Kado Muir 5:15

Its an important date in Cultural calendar for both the corporate world and the Aboriginal world in Australia. Isn’t it.


Mundanarra Bayles 5:15

And, you know, I think it is now that I've been here. I would agree with you. But before coming here, I don’t think I would have agreed, because I didn’t what people do here, I thought it was just, you know, an event with a corporate sector send all their executives, and they make them feel good. And they have this deadly experience. But I hope it wasn't reinforcing you know, the myth that Aboriginal people only live in remote communities.


Kado Muir 6:52

Yeah. Yeah, so who have you met there?


Mundanarra Bayles 6:53

Ah look. I seen the deadly Aunty Pat Turner deliver about the closing the gap stuff and how important these partnerships are with the corporate world and the Aboriginal controlled organizations, these partnerships need to happen. I heard Noel Pearson talk about the Constitutional Reform stuff. I heard a deadly fella called Thomas Mayor, hes from Darwin when he was talking about the Uluru statement from the heart. And I guess for the first time now I really, I now get it of what's happening around this Uluru statement for that I didn't get it before. I think the media has kind of misinformed the public about this Uluru statement from the heart and a lot of our backs up against the wall, but to hear it firsthand, and to sit there and listen to people ask questions, and the way that he was able to answer them was quite inspirational and quite moving to see a deadly young man. You know, talk about this Uluru Statement from the heart. So I’ve learnt about that.


Kado Muir 8:01

What can you say about the hosts?


Mundanarra Bayles 8:04

What can I say about?


Mundanarra Bayles 8:06

The hosts, your on …


Mundanarra Bayles 8:09

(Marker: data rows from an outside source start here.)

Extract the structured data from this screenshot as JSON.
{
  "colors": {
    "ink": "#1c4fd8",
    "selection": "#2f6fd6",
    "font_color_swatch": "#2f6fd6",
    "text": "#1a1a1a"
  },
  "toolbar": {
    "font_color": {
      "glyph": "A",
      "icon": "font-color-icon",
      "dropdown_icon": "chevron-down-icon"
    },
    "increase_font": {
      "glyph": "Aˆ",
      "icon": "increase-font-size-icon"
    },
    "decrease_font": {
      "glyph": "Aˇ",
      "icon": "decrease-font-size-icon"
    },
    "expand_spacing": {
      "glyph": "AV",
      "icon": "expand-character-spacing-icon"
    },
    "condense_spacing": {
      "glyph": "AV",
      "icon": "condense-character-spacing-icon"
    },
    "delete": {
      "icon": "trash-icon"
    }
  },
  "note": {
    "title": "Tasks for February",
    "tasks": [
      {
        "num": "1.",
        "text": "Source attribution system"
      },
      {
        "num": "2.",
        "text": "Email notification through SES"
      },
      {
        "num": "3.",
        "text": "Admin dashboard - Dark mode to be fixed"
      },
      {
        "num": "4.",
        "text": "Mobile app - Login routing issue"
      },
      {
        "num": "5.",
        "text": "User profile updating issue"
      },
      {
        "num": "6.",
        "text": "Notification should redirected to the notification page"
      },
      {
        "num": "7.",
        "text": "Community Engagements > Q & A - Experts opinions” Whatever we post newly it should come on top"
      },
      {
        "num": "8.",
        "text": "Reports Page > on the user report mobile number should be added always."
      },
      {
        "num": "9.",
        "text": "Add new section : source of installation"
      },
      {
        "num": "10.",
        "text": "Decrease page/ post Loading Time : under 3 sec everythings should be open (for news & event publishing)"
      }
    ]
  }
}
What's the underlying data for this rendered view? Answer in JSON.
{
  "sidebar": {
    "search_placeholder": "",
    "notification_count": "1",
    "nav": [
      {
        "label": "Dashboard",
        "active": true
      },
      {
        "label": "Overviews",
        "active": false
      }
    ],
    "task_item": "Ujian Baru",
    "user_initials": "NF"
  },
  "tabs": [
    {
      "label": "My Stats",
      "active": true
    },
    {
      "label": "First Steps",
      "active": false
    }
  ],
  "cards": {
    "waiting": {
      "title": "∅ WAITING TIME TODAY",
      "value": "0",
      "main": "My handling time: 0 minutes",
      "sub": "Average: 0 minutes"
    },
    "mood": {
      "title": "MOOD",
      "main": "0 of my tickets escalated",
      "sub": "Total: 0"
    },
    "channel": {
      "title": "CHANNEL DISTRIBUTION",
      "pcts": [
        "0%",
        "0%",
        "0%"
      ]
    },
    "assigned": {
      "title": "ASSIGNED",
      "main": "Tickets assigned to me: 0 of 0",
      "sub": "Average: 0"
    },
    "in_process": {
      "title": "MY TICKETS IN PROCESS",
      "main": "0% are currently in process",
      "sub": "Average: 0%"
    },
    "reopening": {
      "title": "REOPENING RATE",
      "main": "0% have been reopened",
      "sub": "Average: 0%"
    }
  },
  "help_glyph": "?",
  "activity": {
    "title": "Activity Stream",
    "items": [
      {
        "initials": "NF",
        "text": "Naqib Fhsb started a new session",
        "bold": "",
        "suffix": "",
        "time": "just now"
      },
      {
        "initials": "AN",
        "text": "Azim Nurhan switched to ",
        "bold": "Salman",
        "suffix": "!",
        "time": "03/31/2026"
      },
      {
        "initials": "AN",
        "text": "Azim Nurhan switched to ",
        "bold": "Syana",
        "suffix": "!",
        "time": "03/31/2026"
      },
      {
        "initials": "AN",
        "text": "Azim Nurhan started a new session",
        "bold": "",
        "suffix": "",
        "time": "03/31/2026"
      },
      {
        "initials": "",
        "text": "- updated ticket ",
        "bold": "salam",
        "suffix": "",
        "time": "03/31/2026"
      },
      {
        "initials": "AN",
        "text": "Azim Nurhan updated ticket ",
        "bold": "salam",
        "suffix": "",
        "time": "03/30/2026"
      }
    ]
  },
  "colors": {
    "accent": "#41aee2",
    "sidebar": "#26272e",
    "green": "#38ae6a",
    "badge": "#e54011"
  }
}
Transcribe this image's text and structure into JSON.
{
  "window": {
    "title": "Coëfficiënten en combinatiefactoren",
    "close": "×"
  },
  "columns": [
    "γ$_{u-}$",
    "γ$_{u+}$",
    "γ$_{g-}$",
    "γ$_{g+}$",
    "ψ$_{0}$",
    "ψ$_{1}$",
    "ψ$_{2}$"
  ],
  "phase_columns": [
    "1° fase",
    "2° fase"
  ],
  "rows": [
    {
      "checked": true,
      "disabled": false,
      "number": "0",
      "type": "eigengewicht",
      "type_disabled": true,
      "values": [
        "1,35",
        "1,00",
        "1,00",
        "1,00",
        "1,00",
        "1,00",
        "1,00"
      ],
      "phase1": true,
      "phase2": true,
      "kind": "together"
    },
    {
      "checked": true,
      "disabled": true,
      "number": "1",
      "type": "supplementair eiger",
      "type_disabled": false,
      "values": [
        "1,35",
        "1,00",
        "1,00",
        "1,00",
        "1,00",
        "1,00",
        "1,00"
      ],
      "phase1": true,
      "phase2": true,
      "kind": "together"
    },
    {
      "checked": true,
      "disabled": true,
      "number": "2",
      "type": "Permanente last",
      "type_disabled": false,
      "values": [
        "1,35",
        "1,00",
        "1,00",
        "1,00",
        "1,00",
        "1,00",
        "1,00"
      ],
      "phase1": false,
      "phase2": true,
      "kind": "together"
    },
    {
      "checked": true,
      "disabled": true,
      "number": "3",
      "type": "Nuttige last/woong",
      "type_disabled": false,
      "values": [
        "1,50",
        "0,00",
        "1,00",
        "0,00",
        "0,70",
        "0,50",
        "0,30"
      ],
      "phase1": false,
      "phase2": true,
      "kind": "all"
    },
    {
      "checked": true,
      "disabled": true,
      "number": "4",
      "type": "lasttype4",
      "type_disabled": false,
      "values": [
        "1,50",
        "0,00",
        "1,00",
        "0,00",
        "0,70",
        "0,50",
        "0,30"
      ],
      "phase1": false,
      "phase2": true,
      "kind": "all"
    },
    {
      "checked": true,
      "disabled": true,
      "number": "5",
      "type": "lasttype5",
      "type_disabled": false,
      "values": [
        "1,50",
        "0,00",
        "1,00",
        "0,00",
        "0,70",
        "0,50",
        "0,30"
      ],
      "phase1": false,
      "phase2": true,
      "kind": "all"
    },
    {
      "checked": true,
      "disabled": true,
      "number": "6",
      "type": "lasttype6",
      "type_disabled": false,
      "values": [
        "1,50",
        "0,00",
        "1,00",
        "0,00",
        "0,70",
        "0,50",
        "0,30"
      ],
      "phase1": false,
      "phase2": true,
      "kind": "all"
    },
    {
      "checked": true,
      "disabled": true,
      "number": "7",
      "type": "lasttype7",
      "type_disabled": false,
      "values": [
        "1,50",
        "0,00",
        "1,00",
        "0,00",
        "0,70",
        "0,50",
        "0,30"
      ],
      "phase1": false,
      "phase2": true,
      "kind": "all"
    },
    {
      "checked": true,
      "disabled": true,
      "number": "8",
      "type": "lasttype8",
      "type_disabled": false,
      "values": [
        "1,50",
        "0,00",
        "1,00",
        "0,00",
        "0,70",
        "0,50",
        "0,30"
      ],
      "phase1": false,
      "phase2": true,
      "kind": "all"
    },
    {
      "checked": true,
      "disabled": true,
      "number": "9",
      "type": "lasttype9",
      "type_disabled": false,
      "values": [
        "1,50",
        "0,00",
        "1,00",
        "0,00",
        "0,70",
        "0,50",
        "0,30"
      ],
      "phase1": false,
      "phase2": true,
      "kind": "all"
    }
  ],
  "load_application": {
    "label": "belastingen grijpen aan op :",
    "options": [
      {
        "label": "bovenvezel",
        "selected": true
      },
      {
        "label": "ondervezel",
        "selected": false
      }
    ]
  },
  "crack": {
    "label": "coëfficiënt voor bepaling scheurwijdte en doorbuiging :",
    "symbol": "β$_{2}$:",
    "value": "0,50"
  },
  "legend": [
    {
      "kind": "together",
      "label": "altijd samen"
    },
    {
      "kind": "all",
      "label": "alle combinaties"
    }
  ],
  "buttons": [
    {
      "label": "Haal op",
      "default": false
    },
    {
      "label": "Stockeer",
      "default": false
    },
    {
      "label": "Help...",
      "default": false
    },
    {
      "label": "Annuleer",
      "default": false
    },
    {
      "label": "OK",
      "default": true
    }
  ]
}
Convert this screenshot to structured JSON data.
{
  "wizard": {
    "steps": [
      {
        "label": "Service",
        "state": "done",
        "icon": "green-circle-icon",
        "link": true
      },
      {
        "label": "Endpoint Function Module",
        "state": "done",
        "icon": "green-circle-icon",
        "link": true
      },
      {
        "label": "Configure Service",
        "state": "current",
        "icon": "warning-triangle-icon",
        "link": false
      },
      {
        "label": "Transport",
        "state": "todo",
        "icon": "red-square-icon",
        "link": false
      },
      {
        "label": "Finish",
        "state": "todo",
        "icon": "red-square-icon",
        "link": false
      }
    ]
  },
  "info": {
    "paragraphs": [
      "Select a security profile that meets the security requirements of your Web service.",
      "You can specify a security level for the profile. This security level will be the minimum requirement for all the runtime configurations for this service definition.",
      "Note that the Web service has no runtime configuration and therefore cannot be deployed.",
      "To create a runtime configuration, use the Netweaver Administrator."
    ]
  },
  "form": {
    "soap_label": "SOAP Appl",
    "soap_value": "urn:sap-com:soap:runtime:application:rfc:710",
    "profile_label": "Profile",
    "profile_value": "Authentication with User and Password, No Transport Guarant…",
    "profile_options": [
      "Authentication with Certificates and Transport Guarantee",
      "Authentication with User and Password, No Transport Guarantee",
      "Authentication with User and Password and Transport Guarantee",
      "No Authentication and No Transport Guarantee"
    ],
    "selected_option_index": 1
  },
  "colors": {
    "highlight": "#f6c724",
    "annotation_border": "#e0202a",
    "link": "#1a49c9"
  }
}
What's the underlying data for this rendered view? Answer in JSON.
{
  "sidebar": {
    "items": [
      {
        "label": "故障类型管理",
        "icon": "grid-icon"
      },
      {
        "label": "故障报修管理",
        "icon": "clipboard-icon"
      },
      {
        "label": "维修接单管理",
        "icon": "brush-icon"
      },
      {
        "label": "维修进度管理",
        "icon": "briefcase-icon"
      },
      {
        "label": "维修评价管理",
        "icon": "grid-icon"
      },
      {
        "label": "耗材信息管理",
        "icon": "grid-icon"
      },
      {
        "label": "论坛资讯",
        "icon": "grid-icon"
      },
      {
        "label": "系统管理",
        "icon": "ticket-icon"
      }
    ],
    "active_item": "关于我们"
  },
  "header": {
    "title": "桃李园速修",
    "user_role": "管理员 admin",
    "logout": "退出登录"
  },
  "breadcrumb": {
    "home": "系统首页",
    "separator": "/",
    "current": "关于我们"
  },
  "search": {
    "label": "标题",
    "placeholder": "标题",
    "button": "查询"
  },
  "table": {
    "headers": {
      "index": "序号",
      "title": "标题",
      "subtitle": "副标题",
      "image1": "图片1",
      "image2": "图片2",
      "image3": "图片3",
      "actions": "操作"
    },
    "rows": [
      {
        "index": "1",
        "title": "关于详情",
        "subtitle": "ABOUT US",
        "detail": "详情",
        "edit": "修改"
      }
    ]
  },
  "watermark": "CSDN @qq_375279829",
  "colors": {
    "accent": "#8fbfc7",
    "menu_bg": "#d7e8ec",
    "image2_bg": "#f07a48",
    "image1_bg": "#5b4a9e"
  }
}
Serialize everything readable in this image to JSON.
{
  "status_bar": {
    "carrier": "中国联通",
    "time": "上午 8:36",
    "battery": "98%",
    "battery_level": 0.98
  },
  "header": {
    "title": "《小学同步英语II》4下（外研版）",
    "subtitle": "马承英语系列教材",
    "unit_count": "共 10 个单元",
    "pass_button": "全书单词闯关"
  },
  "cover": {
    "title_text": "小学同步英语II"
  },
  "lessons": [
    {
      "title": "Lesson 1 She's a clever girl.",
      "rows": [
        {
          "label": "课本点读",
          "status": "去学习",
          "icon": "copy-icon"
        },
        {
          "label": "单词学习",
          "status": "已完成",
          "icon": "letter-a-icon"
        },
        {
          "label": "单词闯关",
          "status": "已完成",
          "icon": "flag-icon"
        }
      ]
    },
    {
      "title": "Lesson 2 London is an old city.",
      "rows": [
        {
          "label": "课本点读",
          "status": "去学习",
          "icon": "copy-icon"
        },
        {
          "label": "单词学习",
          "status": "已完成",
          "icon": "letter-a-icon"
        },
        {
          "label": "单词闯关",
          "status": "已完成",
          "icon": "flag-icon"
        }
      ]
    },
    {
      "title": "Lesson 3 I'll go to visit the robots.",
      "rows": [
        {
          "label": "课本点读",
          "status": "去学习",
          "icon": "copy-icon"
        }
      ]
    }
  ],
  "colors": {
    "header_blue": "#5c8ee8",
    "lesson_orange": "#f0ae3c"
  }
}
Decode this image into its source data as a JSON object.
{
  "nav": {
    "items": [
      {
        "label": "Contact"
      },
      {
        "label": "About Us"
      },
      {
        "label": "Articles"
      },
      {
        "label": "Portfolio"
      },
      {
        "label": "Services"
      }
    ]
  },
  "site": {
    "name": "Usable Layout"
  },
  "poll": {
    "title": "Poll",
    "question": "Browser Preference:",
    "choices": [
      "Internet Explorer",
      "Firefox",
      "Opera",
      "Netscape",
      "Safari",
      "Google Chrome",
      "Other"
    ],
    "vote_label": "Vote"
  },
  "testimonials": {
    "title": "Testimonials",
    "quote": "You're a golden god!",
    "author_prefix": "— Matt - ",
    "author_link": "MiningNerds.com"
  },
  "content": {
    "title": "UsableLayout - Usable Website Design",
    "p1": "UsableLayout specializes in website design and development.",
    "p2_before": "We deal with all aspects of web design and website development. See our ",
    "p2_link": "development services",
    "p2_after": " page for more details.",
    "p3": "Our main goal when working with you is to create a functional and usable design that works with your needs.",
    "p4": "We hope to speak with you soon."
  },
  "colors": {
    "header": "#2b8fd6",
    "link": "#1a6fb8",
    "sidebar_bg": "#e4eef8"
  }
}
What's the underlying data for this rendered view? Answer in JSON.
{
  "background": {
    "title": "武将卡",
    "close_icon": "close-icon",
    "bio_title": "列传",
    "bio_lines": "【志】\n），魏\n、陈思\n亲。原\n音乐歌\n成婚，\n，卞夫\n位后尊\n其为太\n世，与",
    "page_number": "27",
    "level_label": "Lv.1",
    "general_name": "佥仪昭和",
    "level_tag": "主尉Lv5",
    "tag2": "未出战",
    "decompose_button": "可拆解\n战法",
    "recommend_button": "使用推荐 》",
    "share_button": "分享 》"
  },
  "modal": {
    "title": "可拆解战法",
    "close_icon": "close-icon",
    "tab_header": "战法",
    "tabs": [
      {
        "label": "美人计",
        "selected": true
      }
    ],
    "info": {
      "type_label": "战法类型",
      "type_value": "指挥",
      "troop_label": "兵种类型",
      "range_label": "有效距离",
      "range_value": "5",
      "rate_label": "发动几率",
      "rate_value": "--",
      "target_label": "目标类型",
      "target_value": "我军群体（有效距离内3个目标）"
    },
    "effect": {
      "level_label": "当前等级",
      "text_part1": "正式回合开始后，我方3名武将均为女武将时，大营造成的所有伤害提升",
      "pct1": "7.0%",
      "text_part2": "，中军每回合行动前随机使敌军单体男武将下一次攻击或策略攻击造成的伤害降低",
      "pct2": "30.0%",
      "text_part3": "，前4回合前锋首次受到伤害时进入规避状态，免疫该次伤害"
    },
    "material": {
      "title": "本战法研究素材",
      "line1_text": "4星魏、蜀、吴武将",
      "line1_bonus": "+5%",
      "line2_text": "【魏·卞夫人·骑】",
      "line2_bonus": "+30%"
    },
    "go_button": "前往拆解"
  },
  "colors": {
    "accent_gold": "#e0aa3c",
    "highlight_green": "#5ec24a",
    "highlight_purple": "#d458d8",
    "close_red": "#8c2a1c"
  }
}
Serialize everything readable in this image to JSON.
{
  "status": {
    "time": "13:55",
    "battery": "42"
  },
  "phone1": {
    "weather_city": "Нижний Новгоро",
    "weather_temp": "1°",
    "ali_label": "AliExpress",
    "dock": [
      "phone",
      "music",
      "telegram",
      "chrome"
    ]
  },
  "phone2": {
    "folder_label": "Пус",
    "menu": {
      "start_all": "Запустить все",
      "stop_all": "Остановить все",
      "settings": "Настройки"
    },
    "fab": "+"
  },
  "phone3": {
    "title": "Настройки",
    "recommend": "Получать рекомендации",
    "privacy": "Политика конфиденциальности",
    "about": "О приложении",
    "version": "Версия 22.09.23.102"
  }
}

The Gumatj people and the Yolngu people and the different Clans around here? Well, I could tell you one thing. When I was a young girl, that 10 years old, a lady came to a house by the name of Mudikuwari. And I call her my muku which was Auntie, and Mudikuwari I came to our house in Brisbane and she taught us the traditional dances from the Yirritja clan, yes, right of the Gumatj. And she painted us up my seven sisters and I told us you are Djulpan which is seven sisters. And we then formed a traditional Aboriginal dance group doing the Gumatj dances for that about fifteen years across Brisbane and even toured New Zealand. So me coming to Garma was much more than a festival, I actually reconnected family that I have 25 years in the waiting to actually come here and see Mudikuwari. And now I'm 36 and not 11 years old. It's been quite emotional. So today, since I'm going to get up and dance because I did these dances for 15 years. And now I'll be here on this country. And it's an amazing experience.


Mundanarra Bayles 9:25

Wow, Well, that sounds amazing. So we’re nearly out of time Mara


Mundanarra Bayles 9:28

is there anything else you'd like to share with My Culture Mob out there?


Mundanarra Bayles 9:33

Look, I want to reinforce what you said uncle, these old people. And it's been said many many times here at this festival. We we don't have a long time out people are dying, you know as many 30, whatever years earlier than other Australians. So if we're still losing people in that gap of life expectancy is only widening, then I want to reinforce what you said we need to start connecting with them all people and we need to sit down with them and make time for them, and hear their stories and hopefully we would be much more, you know, culturally rich, much more stronger and much more resilient. If we sit down and hear their stories.


Kado Muir 10:14

Yeah So My Culture Mob out there, who are listening to My Culture Story podcast, this is a very important message from Mundanarra Bayles, reconnect with your old people. Find out find out what they would like you to do, and go out there and help them do serve your apprenticeship.


Mundanarra Bayles 10:33

I love how you put it Uncle and it's been an absolute pleasure and a privilege to be on your show. So thank you very much. Thank you and I'll see you around the traps some where


Mundanarra Bayles 10:48


Sign off.


My Culture Story Transcript, copyright 2019 Kado Muir, Marnta Pty Ltd

Find out more about Kado Muir at www.kadomuir.com

276 views

©2019 by My Culture Story. Marnta Pty Ltd. All Rights Reserved.